Exercise goal ::
Go over the material below and report every line that contains the word "variety".

Task material ::

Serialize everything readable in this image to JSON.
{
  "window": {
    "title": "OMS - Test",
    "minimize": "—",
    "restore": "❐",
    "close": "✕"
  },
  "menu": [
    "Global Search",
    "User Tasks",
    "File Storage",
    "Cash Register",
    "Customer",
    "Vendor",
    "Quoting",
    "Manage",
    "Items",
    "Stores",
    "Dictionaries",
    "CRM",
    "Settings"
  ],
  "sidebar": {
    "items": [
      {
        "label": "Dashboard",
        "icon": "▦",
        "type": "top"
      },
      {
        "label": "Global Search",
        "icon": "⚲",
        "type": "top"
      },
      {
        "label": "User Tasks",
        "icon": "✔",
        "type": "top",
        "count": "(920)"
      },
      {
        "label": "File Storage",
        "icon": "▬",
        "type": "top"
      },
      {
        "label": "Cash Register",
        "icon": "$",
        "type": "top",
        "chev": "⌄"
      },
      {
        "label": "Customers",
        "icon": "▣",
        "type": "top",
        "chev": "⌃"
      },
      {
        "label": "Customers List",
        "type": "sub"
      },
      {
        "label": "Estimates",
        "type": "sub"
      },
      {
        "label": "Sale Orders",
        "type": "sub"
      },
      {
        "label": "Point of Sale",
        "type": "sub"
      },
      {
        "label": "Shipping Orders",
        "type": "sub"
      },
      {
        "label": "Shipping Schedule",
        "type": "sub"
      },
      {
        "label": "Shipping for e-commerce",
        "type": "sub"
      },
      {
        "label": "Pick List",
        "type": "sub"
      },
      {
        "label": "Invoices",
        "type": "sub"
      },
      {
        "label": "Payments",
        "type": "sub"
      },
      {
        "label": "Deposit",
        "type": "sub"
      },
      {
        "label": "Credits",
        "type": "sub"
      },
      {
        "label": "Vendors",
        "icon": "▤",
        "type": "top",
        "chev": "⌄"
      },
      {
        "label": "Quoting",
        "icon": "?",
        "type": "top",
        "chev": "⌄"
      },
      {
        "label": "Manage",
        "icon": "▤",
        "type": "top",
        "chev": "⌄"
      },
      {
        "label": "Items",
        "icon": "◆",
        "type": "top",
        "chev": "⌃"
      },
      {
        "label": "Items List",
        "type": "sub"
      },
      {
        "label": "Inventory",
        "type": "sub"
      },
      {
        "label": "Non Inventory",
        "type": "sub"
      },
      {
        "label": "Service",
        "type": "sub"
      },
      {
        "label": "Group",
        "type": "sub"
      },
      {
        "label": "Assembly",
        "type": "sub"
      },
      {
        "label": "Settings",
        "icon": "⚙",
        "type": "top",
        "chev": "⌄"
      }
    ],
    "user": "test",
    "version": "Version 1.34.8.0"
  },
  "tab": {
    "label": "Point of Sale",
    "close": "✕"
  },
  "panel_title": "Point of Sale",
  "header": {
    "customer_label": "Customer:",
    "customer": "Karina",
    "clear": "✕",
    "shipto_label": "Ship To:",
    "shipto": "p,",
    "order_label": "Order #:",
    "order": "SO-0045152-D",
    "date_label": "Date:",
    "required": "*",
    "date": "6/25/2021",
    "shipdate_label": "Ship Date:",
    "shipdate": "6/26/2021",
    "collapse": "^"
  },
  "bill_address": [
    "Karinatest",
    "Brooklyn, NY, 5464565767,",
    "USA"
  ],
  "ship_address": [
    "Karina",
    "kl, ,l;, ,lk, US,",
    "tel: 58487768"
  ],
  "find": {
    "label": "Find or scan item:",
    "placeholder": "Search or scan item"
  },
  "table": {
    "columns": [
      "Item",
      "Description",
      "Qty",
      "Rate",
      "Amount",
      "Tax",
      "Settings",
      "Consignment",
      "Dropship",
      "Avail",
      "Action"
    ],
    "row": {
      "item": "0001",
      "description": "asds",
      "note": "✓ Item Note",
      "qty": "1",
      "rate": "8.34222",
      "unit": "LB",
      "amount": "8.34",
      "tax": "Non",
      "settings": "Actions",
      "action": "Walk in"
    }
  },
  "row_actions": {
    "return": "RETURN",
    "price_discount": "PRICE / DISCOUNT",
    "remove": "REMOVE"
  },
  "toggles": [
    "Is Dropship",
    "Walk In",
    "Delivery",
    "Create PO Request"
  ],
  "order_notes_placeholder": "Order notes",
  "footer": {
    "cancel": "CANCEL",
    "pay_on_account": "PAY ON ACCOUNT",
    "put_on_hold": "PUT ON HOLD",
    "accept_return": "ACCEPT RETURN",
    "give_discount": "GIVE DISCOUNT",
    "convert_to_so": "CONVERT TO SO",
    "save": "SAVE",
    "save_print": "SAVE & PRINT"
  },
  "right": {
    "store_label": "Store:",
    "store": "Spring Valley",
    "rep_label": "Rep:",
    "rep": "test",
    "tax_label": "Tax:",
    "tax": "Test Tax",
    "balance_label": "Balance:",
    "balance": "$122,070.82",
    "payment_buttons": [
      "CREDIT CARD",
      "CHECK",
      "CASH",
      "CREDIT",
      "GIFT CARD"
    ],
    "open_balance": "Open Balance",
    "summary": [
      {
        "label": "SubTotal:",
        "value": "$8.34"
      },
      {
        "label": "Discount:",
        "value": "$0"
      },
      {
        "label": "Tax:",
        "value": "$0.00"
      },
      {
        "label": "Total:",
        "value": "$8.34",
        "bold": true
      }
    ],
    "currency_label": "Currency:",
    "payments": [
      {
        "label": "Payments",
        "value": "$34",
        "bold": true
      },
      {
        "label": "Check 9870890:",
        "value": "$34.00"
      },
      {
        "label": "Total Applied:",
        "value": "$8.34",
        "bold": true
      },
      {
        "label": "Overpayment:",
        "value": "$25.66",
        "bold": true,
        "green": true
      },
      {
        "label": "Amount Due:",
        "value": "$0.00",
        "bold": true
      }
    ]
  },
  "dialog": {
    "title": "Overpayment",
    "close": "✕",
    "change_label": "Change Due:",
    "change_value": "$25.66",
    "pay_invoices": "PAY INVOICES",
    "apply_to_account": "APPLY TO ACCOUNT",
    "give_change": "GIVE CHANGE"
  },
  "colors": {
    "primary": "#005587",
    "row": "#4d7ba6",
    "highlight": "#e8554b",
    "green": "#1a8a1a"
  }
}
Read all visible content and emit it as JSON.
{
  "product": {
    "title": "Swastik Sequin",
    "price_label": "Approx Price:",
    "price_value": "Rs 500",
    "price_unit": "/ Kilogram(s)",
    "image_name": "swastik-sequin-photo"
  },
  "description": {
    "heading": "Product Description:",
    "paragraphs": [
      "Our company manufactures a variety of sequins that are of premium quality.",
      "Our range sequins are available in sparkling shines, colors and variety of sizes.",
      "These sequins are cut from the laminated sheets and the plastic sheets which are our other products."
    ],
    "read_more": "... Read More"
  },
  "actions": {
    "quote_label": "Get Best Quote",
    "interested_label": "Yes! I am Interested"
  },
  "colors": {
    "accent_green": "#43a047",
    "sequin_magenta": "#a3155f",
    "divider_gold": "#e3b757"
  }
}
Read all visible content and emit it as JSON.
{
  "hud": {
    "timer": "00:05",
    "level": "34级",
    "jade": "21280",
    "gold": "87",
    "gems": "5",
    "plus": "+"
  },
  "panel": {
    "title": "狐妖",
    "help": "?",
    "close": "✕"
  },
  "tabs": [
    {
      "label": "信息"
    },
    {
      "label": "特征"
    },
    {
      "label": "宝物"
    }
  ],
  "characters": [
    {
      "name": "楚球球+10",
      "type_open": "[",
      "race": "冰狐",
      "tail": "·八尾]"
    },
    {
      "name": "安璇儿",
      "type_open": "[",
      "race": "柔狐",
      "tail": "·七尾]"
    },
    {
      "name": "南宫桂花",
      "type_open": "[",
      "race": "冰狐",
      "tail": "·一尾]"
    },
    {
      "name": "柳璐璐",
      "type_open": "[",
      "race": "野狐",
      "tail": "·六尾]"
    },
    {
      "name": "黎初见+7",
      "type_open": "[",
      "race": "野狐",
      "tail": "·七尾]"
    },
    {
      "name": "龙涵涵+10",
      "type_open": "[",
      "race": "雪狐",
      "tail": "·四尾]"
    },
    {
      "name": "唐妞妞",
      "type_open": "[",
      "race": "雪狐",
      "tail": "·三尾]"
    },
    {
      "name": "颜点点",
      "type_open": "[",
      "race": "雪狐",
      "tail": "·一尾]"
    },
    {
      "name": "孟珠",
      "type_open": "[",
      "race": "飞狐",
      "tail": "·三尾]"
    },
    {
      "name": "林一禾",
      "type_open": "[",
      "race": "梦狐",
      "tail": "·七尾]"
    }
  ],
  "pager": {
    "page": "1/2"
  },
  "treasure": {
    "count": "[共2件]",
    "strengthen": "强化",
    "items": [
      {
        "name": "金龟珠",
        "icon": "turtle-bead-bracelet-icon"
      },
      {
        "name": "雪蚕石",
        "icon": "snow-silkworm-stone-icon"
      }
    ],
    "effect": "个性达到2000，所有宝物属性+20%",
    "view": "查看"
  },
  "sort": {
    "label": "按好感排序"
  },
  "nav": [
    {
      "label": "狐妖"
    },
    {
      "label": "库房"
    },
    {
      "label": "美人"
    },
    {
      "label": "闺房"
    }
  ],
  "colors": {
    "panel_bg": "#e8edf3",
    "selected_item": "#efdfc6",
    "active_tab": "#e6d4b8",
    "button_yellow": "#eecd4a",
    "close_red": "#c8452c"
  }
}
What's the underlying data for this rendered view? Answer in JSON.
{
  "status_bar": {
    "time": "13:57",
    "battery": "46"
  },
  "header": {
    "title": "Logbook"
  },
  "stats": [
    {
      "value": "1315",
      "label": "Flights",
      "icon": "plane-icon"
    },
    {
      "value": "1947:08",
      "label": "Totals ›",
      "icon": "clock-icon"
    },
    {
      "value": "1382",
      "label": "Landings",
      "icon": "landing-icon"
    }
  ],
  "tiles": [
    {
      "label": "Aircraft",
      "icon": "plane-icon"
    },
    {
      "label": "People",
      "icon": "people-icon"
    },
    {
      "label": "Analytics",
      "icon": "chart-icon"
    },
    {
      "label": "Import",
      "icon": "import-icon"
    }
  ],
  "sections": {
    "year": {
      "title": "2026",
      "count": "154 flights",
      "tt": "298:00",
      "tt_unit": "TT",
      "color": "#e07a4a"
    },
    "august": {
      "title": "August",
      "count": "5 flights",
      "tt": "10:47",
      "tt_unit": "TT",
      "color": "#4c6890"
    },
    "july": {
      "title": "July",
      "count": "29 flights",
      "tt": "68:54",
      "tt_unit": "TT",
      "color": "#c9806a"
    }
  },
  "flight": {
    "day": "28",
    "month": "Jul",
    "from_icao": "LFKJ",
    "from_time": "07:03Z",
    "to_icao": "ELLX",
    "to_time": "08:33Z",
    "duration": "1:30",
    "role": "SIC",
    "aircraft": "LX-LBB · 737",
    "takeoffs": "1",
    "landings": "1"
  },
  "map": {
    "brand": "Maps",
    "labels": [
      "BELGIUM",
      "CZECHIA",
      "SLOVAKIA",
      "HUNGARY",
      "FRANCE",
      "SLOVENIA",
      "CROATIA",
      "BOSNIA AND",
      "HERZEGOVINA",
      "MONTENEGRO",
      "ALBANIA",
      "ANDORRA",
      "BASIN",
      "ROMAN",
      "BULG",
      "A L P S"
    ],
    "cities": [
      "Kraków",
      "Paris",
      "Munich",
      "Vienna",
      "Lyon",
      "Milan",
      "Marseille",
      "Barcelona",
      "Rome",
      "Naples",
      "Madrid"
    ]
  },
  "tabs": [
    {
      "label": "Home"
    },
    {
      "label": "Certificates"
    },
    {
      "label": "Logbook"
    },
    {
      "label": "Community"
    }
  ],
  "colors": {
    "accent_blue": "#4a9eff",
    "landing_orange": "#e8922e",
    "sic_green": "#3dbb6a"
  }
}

Answer to the exercise ::
      "Our company manufactures a variety of sequins that are of premium quality.",
      "Our range sequins are available in sparkling shines, colors and variety of sizes.",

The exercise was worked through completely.